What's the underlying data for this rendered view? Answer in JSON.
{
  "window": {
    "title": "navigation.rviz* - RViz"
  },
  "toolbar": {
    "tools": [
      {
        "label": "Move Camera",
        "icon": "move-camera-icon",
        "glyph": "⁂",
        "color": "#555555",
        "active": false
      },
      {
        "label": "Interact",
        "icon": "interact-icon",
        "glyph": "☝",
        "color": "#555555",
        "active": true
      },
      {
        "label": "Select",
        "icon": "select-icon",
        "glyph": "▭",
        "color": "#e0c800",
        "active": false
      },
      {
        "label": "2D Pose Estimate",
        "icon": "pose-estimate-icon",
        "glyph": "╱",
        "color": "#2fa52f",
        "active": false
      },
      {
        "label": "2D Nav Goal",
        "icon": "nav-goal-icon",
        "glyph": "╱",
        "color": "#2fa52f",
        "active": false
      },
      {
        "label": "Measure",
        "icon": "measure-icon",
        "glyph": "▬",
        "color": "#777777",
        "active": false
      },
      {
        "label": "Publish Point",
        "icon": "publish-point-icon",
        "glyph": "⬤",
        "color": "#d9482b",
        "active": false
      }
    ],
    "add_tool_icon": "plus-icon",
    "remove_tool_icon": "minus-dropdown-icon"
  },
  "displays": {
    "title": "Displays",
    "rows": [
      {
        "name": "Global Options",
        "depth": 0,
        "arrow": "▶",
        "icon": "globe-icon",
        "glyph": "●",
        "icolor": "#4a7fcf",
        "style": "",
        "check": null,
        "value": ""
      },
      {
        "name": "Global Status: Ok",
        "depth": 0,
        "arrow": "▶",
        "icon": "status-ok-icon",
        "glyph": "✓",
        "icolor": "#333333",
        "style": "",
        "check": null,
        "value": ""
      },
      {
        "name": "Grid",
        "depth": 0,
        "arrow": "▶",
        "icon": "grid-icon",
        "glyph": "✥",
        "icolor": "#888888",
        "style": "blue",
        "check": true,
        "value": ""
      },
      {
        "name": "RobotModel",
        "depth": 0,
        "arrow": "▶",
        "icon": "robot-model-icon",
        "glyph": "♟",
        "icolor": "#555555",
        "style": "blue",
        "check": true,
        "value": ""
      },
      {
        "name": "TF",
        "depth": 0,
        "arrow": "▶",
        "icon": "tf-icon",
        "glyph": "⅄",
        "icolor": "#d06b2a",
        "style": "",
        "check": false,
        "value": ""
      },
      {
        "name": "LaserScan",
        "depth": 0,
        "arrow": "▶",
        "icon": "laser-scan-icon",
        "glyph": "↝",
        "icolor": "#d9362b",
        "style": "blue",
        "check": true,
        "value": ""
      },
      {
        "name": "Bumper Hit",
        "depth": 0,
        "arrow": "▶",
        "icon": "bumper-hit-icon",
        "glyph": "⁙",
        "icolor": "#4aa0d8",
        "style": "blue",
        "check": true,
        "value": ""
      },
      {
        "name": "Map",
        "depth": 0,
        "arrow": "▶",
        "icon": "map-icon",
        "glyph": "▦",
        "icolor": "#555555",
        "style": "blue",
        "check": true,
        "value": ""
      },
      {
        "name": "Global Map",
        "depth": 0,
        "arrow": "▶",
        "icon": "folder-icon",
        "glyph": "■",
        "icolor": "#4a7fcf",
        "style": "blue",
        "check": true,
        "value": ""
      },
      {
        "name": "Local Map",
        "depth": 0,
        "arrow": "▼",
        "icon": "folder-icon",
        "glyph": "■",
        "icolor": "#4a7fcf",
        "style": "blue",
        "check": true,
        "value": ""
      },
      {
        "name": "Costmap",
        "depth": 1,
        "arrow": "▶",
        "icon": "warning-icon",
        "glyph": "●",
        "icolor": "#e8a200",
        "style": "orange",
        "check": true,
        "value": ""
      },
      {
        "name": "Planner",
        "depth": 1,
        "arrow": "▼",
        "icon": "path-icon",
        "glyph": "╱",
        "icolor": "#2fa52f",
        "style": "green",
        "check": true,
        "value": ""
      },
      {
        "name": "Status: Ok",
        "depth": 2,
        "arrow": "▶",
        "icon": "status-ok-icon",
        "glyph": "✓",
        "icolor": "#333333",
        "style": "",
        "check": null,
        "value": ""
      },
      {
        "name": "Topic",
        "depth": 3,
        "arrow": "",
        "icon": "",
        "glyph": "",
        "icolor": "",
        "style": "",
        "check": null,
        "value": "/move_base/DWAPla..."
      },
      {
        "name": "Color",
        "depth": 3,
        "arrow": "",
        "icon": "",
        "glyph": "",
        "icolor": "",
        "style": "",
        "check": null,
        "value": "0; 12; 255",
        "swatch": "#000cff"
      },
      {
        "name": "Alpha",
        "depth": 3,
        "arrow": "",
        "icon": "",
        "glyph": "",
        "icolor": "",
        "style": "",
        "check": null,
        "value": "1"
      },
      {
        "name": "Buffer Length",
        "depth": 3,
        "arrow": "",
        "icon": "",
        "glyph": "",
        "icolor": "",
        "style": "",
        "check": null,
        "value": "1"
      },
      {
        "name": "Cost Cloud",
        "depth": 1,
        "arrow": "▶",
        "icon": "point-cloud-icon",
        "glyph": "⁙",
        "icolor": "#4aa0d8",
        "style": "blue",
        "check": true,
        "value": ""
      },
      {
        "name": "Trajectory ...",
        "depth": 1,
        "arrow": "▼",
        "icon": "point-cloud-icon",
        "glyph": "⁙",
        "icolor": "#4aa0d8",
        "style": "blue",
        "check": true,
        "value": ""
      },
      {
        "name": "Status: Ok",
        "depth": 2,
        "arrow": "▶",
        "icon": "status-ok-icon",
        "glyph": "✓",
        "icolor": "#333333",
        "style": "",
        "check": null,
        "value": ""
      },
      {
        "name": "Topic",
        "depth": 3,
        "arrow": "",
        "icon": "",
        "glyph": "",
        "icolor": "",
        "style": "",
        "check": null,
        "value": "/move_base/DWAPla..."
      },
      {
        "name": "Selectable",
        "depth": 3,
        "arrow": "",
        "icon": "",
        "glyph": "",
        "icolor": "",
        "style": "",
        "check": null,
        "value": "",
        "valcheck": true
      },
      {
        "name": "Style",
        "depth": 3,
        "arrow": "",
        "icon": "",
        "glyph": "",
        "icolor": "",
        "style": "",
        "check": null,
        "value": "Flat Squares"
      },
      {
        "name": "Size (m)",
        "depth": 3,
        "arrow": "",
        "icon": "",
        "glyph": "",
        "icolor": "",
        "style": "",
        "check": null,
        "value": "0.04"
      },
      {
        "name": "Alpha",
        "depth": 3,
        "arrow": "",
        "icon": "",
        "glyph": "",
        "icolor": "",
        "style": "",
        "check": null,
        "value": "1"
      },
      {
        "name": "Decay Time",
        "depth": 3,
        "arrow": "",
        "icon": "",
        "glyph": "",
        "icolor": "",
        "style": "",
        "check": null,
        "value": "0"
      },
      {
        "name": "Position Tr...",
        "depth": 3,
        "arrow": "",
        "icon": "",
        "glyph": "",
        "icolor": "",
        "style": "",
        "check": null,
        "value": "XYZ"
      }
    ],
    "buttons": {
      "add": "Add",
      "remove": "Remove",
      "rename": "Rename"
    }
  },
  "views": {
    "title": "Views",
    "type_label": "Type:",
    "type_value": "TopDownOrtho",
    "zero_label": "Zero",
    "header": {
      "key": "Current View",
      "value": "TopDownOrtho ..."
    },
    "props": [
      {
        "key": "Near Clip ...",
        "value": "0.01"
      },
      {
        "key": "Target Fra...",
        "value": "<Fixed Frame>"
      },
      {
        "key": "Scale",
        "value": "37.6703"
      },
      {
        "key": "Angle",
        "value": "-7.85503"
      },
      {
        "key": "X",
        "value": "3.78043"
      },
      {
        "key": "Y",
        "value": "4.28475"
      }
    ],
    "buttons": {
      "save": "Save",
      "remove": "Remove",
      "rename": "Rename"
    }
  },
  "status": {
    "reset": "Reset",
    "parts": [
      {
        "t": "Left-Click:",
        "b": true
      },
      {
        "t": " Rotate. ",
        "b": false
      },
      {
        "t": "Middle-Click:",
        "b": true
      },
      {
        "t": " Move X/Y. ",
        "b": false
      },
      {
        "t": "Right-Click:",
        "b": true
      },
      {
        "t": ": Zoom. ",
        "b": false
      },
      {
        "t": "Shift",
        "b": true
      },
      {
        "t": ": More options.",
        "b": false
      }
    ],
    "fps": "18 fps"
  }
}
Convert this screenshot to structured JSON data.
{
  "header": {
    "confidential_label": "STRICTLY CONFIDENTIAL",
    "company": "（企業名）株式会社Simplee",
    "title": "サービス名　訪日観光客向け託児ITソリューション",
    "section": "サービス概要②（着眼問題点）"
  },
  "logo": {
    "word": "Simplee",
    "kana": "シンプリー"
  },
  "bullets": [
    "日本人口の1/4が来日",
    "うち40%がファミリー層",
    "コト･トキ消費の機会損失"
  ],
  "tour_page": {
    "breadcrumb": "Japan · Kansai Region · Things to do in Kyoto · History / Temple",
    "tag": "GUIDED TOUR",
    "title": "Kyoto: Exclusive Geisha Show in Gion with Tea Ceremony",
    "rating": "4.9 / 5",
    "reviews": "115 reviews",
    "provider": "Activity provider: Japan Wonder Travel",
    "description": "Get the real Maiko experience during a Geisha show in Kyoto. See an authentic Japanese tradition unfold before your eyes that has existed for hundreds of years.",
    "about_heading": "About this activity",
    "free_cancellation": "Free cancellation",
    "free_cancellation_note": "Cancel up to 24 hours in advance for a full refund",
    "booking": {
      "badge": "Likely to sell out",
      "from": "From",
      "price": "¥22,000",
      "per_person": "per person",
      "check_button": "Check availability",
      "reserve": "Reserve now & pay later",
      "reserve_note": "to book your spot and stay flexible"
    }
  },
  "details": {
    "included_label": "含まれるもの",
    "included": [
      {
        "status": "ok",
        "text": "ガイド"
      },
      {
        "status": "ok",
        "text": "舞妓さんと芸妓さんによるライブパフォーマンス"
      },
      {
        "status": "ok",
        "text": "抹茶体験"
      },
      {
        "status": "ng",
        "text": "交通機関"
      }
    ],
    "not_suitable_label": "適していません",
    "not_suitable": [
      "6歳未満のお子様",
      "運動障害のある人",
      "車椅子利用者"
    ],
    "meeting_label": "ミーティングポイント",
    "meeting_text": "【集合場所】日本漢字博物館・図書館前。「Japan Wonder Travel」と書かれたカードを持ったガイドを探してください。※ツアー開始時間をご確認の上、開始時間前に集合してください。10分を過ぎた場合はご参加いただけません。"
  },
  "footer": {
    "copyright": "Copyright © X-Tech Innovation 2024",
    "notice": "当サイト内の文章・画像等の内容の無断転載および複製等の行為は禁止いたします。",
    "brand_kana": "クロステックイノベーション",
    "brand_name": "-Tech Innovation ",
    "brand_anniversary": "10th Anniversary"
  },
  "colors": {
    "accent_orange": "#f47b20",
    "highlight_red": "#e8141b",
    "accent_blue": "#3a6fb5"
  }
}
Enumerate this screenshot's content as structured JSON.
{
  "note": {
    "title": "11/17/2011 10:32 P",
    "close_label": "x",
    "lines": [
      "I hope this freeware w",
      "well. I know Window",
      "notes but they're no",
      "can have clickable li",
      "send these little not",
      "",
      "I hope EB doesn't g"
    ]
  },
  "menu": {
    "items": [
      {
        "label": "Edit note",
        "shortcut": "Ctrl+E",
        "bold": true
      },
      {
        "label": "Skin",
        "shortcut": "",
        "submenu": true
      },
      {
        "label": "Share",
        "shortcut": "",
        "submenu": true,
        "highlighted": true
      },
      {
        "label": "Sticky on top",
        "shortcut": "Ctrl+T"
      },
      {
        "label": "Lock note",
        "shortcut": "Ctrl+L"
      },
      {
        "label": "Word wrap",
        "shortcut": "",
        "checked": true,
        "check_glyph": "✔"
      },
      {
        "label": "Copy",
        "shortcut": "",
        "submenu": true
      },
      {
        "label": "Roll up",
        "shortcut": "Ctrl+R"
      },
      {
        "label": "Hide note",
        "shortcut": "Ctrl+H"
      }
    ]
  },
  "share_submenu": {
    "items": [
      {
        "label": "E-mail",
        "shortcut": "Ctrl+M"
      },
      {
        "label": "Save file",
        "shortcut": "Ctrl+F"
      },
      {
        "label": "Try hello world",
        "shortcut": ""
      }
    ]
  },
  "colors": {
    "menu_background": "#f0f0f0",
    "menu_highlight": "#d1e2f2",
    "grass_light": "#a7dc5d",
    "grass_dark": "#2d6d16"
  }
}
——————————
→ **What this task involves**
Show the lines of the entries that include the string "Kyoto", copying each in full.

→ **Reply to the exercise**
    "breadcrumb": "Japan · Kansai Region · Things to do in Kyoto · History / Temple",
    "title": "Kyoto: Exclusive Geisha Show in Gion with Tea Ceremony",
    "description": "Get the real Maiko experience during a Geisha show in Kyoto. See an authentic Japanese tradition unfold before your eyes that has existed for hundreds of years.",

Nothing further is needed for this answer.